> **Recorded data**:
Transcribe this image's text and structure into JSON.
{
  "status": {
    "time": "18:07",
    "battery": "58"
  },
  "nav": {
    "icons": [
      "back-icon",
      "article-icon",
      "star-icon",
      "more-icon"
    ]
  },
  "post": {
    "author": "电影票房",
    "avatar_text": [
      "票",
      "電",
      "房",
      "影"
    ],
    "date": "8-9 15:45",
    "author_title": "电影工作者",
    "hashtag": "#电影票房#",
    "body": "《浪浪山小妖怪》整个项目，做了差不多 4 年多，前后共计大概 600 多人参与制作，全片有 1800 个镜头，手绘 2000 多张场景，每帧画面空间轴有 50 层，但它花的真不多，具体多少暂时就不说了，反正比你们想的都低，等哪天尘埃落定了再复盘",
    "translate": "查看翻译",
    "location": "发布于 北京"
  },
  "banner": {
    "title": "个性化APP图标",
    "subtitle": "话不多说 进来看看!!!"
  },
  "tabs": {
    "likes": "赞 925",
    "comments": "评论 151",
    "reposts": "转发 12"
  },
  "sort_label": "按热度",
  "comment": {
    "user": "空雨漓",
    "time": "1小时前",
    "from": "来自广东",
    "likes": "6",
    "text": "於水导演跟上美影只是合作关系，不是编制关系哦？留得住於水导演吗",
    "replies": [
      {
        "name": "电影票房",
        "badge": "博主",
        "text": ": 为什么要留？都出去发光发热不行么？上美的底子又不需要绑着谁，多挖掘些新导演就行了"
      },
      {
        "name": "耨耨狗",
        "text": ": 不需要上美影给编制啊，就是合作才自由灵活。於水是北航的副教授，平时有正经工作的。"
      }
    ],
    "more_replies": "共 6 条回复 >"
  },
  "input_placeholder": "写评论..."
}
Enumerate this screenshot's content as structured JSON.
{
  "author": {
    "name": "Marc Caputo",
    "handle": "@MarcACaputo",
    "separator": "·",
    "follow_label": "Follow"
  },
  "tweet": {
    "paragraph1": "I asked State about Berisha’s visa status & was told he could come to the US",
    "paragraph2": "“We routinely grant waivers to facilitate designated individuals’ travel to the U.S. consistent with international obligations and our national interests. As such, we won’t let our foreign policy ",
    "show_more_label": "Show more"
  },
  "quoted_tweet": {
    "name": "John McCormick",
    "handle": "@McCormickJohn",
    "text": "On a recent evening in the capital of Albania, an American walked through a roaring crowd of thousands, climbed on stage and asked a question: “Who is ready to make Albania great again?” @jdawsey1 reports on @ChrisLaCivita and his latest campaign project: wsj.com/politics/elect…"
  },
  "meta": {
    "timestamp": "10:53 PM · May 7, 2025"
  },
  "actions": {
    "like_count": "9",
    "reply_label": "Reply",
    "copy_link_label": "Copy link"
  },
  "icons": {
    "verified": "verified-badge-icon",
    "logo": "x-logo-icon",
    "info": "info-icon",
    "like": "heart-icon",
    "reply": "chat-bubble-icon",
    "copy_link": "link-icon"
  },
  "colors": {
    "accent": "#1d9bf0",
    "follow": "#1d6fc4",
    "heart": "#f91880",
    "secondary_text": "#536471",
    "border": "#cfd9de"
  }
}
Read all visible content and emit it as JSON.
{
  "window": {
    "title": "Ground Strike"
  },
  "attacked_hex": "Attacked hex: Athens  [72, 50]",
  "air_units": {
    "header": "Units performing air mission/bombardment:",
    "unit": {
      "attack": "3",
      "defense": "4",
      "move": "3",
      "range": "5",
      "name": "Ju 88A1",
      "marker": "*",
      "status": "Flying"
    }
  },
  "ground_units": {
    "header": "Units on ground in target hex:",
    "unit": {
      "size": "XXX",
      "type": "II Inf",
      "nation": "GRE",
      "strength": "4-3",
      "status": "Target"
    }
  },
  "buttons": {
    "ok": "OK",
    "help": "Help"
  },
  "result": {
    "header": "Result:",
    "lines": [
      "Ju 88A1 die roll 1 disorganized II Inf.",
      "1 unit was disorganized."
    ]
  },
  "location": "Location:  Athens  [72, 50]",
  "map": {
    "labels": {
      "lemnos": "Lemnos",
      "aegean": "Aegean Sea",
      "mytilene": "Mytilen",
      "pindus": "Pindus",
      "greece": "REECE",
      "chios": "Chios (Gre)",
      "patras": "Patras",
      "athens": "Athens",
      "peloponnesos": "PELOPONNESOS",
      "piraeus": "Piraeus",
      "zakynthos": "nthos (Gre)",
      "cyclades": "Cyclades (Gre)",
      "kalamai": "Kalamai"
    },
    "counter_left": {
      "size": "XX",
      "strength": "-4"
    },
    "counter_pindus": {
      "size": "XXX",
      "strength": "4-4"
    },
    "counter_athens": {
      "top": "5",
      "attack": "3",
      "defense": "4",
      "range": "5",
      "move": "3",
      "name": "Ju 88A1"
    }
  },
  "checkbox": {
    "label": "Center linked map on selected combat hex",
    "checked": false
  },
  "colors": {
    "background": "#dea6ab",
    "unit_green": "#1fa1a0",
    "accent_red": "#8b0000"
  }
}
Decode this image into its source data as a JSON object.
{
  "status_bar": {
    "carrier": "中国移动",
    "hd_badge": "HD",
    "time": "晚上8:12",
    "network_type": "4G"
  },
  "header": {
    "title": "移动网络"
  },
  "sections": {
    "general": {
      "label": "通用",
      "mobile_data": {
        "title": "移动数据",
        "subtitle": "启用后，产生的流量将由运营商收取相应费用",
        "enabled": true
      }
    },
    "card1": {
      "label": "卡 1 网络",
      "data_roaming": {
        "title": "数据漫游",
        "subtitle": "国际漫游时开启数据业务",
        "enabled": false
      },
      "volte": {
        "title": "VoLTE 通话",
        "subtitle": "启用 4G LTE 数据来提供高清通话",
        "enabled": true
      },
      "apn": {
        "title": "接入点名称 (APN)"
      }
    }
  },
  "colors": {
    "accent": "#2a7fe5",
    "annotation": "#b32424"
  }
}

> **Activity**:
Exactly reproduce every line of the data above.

> **Solved exercise**:
Transcribe this image's text and structure into JSON.
{
  "status": {
    "time": "18:07",
    "battery": "58"
  },
  "nav": {
    "icons": [
      "back-icon",
      "article-icon",
      "star-icon",
      "more-icon"
    ]
  },
  "post": {
    "author": "电影票房",
    "avatar_text": [
      "票",
      "電",
      "房",
      "影"
    ],
    "date": "8-9 15:45",
    "author_title": "电影工作者",
    "hashtag": "#电影票房#",
    "body": "《浪浪山小妖怪》整个项目，做了差不多 4 年多，前后共计大概 600 多人参与制作，全片有 1800 个镜头，手绘 2000 多张场景，每帧画面空间轴有 50 层，但它花的真不多，具体多少暂时就不说了，反正比你们想的都低，等哪天尘埃落定了再复盘",
    "translate": "查看翻译",
    "location": "发布于 北京"
  },
  "banner": {
    "title": "个性化APP图标",
    "subtitle": "话不多说 进来看看!!!"
  },
  "tabs": {
    "likes": "赞 925",
    "comments": "评论 151",
    "reposts": "转发 12"
  },
  "sort_label": "按热度",
  "comment": {
    "user": "空雨漓",
    "time": "1小时前",
    "from": "来自广东",
    "likes": "6",
    "text": "於水导演跟上美影只是合作关系，不是编制关系哦？留得住於水导演吗",
    "replies": [
      {
        "name": "电影票房",
        "badge": "博主",
        "text": ": 为什么要留？都出去发光发热不行么？上美的底子又不需要绑着谁，多挖掘些新导演就行了"
      },
      {
        "name": "耨耨狗",
        "text": ": 不需要上美影给编制啊，就是合作才自由灵活。於水是北航的副教授，平时有正经工作的。"
      }
    ],
    "more_replies": "共 6 条回复 >"
  },
  "input_placeholder": "写评论..."
}
Enumerate this screenshot's content as structured JSON.
{
  "author": {
    "name": "Marc Caputo",
    "handle": "@MarcACaputo",
    "separator": "·",
    "follow_label": "Follow"
  },
  "tweet": {
    "paragraph1": "I asked State about Berisha’s visa status & was told he could come to the US",
    "paragraph2": "“We routinely grant waivers to facilitate designated individuals’ travel to the U.S. consistent with international obligations and our national interests. As such, we won’t let our foreign policy ",
    "show_more_label": "Show more"
  },
  "quoted_tweet": {
    "name": "John McCormick",
    "handle": "@McCormickJohn",
    "text": "On a recent evening in the capital of Albania, an American walked through a roaring crowd of thousands, climbed on stage and asked a question: “Who is ready to make Albania great again?” @jdawsey1 reports on @ChrisLaCivita and his latest campaign project: wsj.com/politics/elect…"
  },
  "meta": {
    "timestamp": "10:53 PM · May 7, 2025"
  },
  "actions": {
    "like_count": "9",
    "reply_label": "Reply",
    "copy_link_label": "Copy link"
  },
  "icons": {
    "verified": "verified-badge-icon",
    "logo": "x-logo-icon",
    "info": "info-icon",
    "like": "heart-icon",
    "reply": "chat-bubble-icon",
    "copy_link": "link-icon"
  },
  "colors": {
    "accent": "#1d9bf0",
    "follow": "#1d6fc4",
    "heart": "#f91880",
    "secondary_text": "#536471",
    "border": "#cfd9de"
  }
}
Read all visible content and emit it as JSON.
{
  "window": {
    "title": "Ground Strike"
  },
  "attacked_hex": "Attacked hex: Athens  [72, 50]",
  "air_units": {
    "header": "Units performing air mission/bombardment:",
    "unit": {
      "attack": "3",
      "defense": "4",
      "move": "3",
      "range": "5",
      "name": "Ju 88A1",
      "marker": "*",
      "status": "Flying"
    }
  },
  "ground_units": {
    "header": "Units on ground in target hex:",
    "unit": {
      "size": "XXX",
      "type": "II Inf",
      "nation": "GRE",
      "strength": "4-3",
      "status": "Target"
    }
  },
  "buttons": {
    "ok": "OK",
    "help": "Help"
  },
  "result": {
    "header": "Result:",
    "lines": [
      "Ju 88A1 die roll 1 disorganized II Inf.",
      "1 unit was disorganized."
    ]
  },
  "location": "Location:  Athens  [72, 50]",
  "map": {
    "labels": {
      "lemnos": "Lemnos",
      "aegean": "Aegean Sea",
      "mytilene": "Mytilen",
      "pindus": "Pindus",
      "greece": "REECE",
      "chios": "Chios (Gre)",
      "patras": "Patras",
      "athens": "Athens",
      "peloponnesos": "PELOPONNESOS",
      "piraeus": "Piraeus",
      "zakynthos": "nthos (Gre)",
      "cyclades": "Cyclades (Gre)",
      "kalamai": "Kalamai"
    },
    "counter_left": {
      "size": "XX",
      "strength": "-4"
    },
    "counter_pindus": {
      "size": "XXX",
      "strength": "4-4"
    },
    "counter_athens": {
      "top": "5",
      "attack": "3",
      "defense": "4",
      "range": "5",
      "move": "3",
      "name": "Ju 88A1"
    }
  },
  "checkbox": {
    "label": "Center linked map on selected combat hex",
    "checked": false
  },
  "colors": {
    "background": "#dea6ab",
    "unit_green": "#1fa1a0",
    "accent_red": "#8b0000"
  }
}
Decode this image into its source data as a JSON object.
{
  "status_bar": {
    "carrier": "中国移动",
    "hd_badge": "HD",
    "time": "晚上8:12",
    "network_type": "4G"
  },
  "header": {
    "title": "移动网络"
  },
  "sections": {
    "general": {
      "label": "通用",
      "mobile_data": {
        "title": "移动数据",
        "subtitle": "启用后，产生的流量将由运营商收取相应费用",
        "enabled": true
      }
    },
    "card1": {
      "label": "卡 1 网络",
      "data_roaming": {
        "title": "数据漫游",
        "subtitle": "国际漫游时开启数据业务",
        "enabled": false
      },
      "volte": {
        "title": "VoLTE 通话",
        "subtitle": "启用 4G LTE 数据来提供高清通话",
        "enabled": true
      },
      "apn": {
        "title": "接入点名称 (APN)"
      }
    }
  },
  "colors": {
    "accent": "#2a7fe5",
    "annotation": "#b32424"
  }
}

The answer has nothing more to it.